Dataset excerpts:
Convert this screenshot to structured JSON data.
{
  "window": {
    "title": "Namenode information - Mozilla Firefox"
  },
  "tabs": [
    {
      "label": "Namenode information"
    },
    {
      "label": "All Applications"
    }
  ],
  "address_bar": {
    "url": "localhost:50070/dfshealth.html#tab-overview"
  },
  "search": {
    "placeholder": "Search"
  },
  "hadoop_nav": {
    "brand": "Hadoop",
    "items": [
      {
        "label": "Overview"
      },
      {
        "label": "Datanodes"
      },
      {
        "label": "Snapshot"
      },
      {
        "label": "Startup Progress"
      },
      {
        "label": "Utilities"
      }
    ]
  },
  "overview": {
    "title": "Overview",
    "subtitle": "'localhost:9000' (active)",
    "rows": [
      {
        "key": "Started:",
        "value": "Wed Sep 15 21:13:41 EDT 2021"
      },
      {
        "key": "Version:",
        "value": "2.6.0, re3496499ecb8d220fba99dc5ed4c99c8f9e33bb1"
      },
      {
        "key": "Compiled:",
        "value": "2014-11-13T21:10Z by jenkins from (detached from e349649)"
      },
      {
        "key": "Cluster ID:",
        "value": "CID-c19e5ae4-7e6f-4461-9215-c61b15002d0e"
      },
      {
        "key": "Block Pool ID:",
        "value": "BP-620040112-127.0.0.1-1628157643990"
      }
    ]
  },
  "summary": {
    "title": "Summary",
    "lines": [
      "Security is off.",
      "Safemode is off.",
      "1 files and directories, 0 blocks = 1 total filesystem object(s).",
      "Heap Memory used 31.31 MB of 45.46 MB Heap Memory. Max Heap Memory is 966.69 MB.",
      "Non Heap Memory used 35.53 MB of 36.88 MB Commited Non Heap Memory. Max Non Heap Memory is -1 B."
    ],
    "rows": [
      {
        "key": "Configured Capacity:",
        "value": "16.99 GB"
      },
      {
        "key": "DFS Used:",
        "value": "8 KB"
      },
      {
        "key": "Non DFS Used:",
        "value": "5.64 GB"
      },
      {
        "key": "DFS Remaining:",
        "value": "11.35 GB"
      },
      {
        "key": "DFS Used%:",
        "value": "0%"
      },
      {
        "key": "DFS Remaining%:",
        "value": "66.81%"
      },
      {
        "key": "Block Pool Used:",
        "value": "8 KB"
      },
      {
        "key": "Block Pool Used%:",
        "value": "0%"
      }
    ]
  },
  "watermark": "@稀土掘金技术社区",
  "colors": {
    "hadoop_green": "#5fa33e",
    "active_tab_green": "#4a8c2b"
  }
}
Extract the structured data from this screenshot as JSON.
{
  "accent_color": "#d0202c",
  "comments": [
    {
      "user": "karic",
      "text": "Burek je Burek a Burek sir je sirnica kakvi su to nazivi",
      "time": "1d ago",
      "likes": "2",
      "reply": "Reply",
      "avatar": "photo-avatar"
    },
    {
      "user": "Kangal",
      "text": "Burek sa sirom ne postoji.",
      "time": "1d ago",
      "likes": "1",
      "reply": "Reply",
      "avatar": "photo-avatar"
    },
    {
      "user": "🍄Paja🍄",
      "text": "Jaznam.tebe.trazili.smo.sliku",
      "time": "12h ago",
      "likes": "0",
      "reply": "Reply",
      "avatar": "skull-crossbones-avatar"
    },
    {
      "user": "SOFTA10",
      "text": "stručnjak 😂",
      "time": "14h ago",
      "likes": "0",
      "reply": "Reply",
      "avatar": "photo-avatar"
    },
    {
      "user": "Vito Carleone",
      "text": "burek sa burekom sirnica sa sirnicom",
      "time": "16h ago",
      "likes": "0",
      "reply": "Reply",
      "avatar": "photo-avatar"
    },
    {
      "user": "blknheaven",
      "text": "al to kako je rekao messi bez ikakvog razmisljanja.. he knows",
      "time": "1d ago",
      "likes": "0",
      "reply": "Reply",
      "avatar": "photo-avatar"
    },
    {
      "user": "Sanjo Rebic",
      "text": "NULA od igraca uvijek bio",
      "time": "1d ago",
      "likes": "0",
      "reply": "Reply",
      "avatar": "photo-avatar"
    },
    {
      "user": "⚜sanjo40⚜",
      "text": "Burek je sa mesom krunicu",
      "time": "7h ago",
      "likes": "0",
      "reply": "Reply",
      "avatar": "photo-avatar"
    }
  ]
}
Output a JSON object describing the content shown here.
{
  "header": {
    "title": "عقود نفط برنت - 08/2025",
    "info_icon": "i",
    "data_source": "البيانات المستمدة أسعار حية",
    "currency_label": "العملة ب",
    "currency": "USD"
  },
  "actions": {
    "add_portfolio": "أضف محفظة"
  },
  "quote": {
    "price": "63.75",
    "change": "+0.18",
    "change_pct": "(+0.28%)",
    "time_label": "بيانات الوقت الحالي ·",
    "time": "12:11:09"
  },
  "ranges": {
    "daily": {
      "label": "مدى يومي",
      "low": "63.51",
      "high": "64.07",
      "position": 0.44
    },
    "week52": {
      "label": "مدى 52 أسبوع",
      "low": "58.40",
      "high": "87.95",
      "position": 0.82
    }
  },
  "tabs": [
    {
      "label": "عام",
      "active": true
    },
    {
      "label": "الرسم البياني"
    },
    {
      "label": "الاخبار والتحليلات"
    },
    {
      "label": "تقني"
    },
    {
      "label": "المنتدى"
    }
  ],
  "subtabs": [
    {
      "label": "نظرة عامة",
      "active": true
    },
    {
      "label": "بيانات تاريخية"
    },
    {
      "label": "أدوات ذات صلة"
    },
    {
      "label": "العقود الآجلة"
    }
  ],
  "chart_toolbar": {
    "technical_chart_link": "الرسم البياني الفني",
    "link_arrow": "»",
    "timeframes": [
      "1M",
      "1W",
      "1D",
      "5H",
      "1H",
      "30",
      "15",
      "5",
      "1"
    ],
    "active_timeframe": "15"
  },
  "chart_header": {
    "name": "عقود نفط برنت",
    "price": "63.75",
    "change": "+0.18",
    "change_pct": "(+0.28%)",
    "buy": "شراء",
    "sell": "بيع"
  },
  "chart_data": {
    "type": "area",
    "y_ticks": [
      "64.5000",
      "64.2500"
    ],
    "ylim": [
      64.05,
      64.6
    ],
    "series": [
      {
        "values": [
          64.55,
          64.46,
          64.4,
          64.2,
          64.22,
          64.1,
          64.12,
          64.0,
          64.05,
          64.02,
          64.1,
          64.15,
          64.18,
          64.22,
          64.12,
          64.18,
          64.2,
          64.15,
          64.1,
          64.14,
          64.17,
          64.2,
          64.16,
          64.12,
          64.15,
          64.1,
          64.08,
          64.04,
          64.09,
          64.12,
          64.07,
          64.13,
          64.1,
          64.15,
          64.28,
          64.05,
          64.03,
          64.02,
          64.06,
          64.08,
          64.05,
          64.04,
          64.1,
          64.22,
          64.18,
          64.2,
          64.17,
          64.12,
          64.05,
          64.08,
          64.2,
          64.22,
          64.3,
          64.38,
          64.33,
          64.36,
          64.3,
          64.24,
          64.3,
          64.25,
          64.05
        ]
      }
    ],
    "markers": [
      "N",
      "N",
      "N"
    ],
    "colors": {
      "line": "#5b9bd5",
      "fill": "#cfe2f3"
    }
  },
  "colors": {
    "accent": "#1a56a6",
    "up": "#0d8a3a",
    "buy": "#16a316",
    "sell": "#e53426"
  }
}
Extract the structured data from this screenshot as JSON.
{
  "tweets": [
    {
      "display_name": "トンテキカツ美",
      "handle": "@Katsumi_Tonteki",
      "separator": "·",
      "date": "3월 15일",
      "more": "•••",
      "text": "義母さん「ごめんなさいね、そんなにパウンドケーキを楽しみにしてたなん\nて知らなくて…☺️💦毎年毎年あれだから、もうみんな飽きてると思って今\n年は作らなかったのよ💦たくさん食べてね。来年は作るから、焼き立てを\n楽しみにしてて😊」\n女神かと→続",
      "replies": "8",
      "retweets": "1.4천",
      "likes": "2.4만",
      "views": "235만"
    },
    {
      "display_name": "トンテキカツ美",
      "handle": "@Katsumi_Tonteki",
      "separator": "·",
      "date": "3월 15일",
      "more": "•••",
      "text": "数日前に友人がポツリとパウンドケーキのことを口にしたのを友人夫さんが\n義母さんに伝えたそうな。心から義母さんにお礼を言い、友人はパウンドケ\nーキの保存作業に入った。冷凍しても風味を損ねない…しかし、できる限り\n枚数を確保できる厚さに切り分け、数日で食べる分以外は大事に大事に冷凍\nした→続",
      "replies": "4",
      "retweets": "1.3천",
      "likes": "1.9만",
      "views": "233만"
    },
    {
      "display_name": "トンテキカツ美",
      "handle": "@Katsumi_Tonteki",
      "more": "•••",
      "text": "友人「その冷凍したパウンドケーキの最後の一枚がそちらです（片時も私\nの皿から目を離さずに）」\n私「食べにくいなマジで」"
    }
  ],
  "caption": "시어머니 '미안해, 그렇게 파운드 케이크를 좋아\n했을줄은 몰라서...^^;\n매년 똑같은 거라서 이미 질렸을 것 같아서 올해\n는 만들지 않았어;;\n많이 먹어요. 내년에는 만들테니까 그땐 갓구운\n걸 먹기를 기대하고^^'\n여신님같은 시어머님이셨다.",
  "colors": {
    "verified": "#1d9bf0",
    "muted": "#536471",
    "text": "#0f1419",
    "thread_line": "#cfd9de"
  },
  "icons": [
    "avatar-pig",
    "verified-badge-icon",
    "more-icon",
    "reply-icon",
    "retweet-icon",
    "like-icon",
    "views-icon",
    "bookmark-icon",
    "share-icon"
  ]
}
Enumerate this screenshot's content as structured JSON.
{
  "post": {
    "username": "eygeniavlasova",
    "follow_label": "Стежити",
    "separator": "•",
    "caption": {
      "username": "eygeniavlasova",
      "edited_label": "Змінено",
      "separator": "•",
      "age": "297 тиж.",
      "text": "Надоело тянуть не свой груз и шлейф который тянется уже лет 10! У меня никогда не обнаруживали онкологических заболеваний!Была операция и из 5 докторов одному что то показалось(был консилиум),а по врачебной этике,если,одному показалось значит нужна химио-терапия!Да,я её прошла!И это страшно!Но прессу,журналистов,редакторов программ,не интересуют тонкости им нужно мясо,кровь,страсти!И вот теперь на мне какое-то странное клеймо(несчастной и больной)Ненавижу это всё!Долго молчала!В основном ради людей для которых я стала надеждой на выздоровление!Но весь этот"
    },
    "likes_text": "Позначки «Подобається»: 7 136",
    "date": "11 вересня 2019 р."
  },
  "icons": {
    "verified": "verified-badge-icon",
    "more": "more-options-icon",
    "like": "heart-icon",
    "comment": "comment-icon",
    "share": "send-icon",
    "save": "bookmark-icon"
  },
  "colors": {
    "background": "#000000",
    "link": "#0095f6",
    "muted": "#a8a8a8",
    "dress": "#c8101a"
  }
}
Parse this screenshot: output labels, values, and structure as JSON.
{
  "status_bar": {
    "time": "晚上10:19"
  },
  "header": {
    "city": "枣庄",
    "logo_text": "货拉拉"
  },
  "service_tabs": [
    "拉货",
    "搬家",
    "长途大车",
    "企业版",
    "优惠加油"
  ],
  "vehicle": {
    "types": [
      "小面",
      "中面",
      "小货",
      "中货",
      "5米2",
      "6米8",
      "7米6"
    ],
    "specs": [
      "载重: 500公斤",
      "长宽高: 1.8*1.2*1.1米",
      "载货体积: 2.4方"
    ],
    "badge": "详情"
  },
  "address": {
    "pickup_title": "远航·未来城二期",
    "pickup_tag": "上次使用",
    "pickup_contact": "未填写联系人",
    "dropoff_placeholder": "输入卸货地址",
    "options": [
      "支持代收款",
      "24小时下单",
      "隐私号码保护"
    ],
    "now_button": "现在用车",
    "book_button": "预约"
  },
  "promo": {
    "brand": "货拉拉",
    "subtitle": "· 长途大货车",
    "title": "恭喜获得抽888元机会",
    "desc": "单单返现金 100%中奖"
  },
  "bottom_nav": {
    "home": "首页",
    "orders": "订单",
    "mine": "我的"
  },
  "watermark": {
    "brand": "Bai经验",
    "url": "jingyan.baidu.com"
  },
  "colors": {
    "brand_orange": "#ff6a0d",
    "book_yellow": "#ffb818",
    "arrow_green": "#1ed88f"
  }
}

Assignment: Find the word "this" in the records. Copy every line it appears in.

Response box:
Convert this screenshot to structured JSON data.
Extract the structured data from this screenshot as JSON.
Extract the structured data from this screenshot as JSON.
Enumerate this screenshot's content as structured JSON.
Parse this screenshot: output labels, values, and structure as JSON.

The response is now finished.